PROBLEM REQUIREMENTS – The expected output is an exact restatement of all the records.
┏━━
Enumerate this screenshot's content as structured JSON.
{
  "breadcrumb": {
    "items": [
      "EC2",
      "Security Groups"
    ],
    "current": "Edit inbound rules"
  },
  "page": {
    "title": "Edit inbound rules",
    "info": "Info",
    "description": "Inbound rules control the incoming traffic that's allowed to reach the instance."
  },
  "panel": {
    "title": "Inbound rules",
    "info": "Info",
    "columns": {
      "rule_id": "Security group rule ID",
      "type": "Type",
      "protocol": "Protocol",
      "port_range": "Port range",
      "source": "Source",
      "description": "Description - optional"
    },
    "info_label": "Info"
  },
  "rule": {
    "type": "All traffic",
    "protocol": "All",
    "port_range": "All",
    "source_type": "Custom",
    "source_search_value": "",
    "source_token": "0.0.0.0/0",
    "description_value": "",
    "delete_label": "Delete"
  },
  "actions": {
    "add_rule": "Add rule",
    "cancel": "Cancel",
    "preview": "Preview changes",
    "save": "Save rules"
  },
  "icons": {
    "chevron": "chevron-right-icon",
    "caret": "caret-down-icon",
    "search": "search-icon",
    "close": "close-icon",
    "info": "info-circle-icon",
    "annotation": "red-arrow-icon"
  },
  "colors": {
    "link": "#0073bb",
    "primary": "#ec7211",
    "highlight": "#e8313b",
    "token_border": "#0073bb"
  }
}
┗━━
REPLY TO THE TASK –
Enumerate this screenshot's content as structured JSON.
{
  "breadcrumb": {
    "items": [
      "EC2",
      "Security Groups"
    ],
    "current": "Edit inbound rules"
  },
  "page": {
    "title": "Edit inbound rules",
    "info": "Info",
    "description": "Inbound rules control the incoming traffic that's allowed to reach the instance."
  },
  "panel": {
    "title": "Inbound rules",
    "info": "Info",
    "columns": {
      "rule_id": "Security group rule ID",
      "type": "Type",
      "protocol": "Protocol",
      "port_range": "Port range",
      "source": "Source",
      "description": "Description - optional"
    },
    "info_label": "Info"
  },
  "rule": {
    "type": "All traffic",
    "protocol": "All",
    "port_range": "All",
    "source_type": "Custom",
    "source_search_value": "",
    "source_token": "0.0.0.0/0",
    "description_value": "",
    "delete_label": "Delete"
  },
  "actions": {
    "add_rule": "Add rule",
    "cancel": "Cancel",
    "preview": "Preview changes",
    "save": "Save rules"
  },
  "icons": {
    "chevron": "chevron-right-icon",
    "caret": "caret-down-icon",
    "search": "search-icon",
    "close": "close-icon",
    "info": "info-circle-icon",
    "annotation": "red-arrow-icon"
  },
  "colors": {
    "link": "#0073bb",
    "primary": "#ec7211",
    "highlight": "#e8313b",
    "token_border": "#0073bb"
  }
}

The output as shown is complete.